Connolly, M. (2013). Some like it mild and not too wet: The influence of weather on subjective well-being. Journal of Happiness Studies, 14, 457-473.

Connolly, M. (2008). Here comes the rain again: Weather and the intertemporal substitution of leisure. Journal of Labor Economics, 26, 73-100.

Denissen, J.J.A.; Butalid, Ligaya; Penke, Lars; van Aken, Marcel A. G. (2008). The effects of weather on daily mood: A multilevel approach. Emotion, 8, 662-667.

Hsiang, SM, et al., (2013). Quantifying the influence of climate on human conflict. Science.
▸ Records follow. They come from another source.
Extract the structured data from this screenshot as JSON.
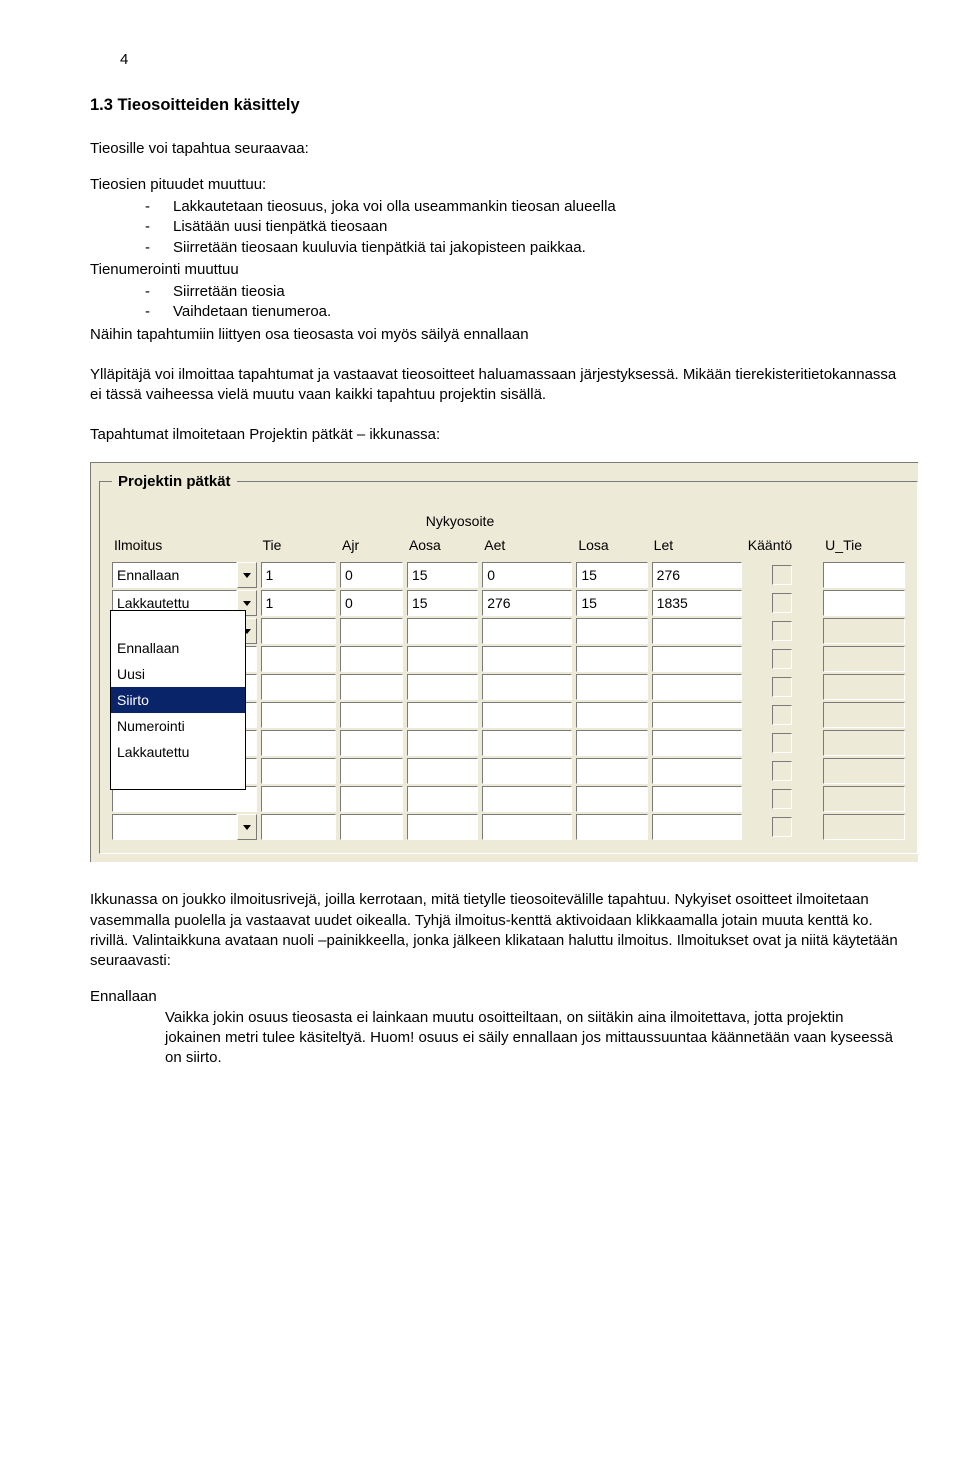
{
  "page_number": "4",
  "heading": "1.3 Tieosoitteiden käsittely",
  "p_intro": "Tieosille voi tapahtua seuraavaa:",
  "group1_title": "Tieosien pituudet muuttuu:",
  "group1_items": [
    "Lakkautetaan tieosuus, joka voi olla useammankin tieosan alueella",
    "Lisätään uusi tienpätkä tieosaan",
    "Siirretään tieosaan kuuluvia tienpätkiä tai jakopisteen paikkaa."
  ],
  "group2_title": "Tienumerointi muuttuu",
  "group2_items": [
    "Siirretään tieosia",
    "Vaihdetaan tienumeroa."
  ],
  "p_after_lists": "Näihin tapahtumiin liittyen osa tieosasta voi myös säilyä ennallaan",
  "p_para2": "Ylläpitäjä voi ilmoittaa tapahtumat ja vastaavat tieosoitteet haluamassaan järjestyksessä. Mikään tierekisteritietokannassa ei tässä vaiheessa vielä muutu vaan kaikki tapahtuu projektin sisällä.",
  "p_para3": "Tapahtumat ilmoitetaan Projektin pätkät – ikkunassa:",
  "form": {
    "legend": "Projektin pätkät",
    "subheader": "Nykyosoite",
    "cols": [
      "Ilmoitus",
      "Tie",
      "Ajr",
      "Aosa",
      "Aet",
      "Losa",
      "Let",
      "Kääntö",
      "U_Tie"
    ],
    "rows": [
      {
        "ilmoitus": "Ennallaan",
        "tie": "1",
        "ajr": "0",
        "aosa": "15",
        "aet": "0",
        "losa": "15",
        "let": "276",
        "kaanto": false,
        "utie": ""
      },
      {
        "ilmoitus": "Lakkautettu",
        "tie": "1",
        "ajr": "0",
        "aosa": "15",
        "aet": "276",
        "losa": "15",
        "let": "1835",
        "kaanto": false,
        "utie": ""
      }
    ],
    "blank_rows": 8,
    "dropdown_options": [
      "",
      "Ennallaan",
      "Uusi",
      "Siirto",
      "Numerointi",
      "Lakkautettu",
      ""
    ],
    "dropdown_selected": "Siirto"
  },
  "p_after_shot": "Ikkunassa on joukko ilmoitusrivejä, joilla kerrotaan, mitä tietylle tieosoitevälille tapahtuu. Nykyiset osoitteet ilmoitetaan vasemmalla puolella ja vastaavat uudet oikealla. Tyhjä ilmoitus-kenttä aktivoidaan klikkaamalla jotain muuta kenttä ko. rivillä. Valintaikkuna avataan nuoli –painikkeella, jonka jälkeen klikataan haluttu ilmoitus. Ilmoitukset ovat ja niitä käytetään seuraavasti:",
  "def_term": "Ennallaan",
  "def_body": "Vaikka jokin osuus tieosasta ei lainkaan muutu osoitteiltaan, on siitäkin aina ilmoitettava, jotta projektin jokainen metri tulee käsiteltyä. Huom! osuus ei säily ennallaan jos mittaussuuntaa käännetään vaan kyseessä on siirto."
}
Klimstra, Theo A.; Frijns, Tom; Keijsers, Loes; Denissen, Jaap J. A.; Raaijmakers, Quinten A. W.; van Aken, Marcel A. G.; Koot, Hans M.; van Lier, Pol A. C.; Meeus, Wim H. J.; (2011). Come rain or come shine: Individual differences in how weather affects mood. Emotion, 11, 1495-1.

Koskinen O1, Pukkila K, Hakko H, Tiihonen J, Väisänen E, Särkioja T, Räsänen P. (2002). Is occupation relevant in suicide? J Affect Disord. 2002 Jul;70(2):197-203.

Makris, G. D.; Reutfors, J.; Ösby, U.; Isacsson, G.; Frangakis, C.; Ekbom, A.; Papadopoulos, F. C. (2013). Suicide seasonality and antidepressants: A register‐based study in Sweden. Acta Psychiatrica Scandinavica, 127, 117-125.

http://www.mayoclinic.org/

http://www.imdb.com/character/ch0007378/

Save

Save

Save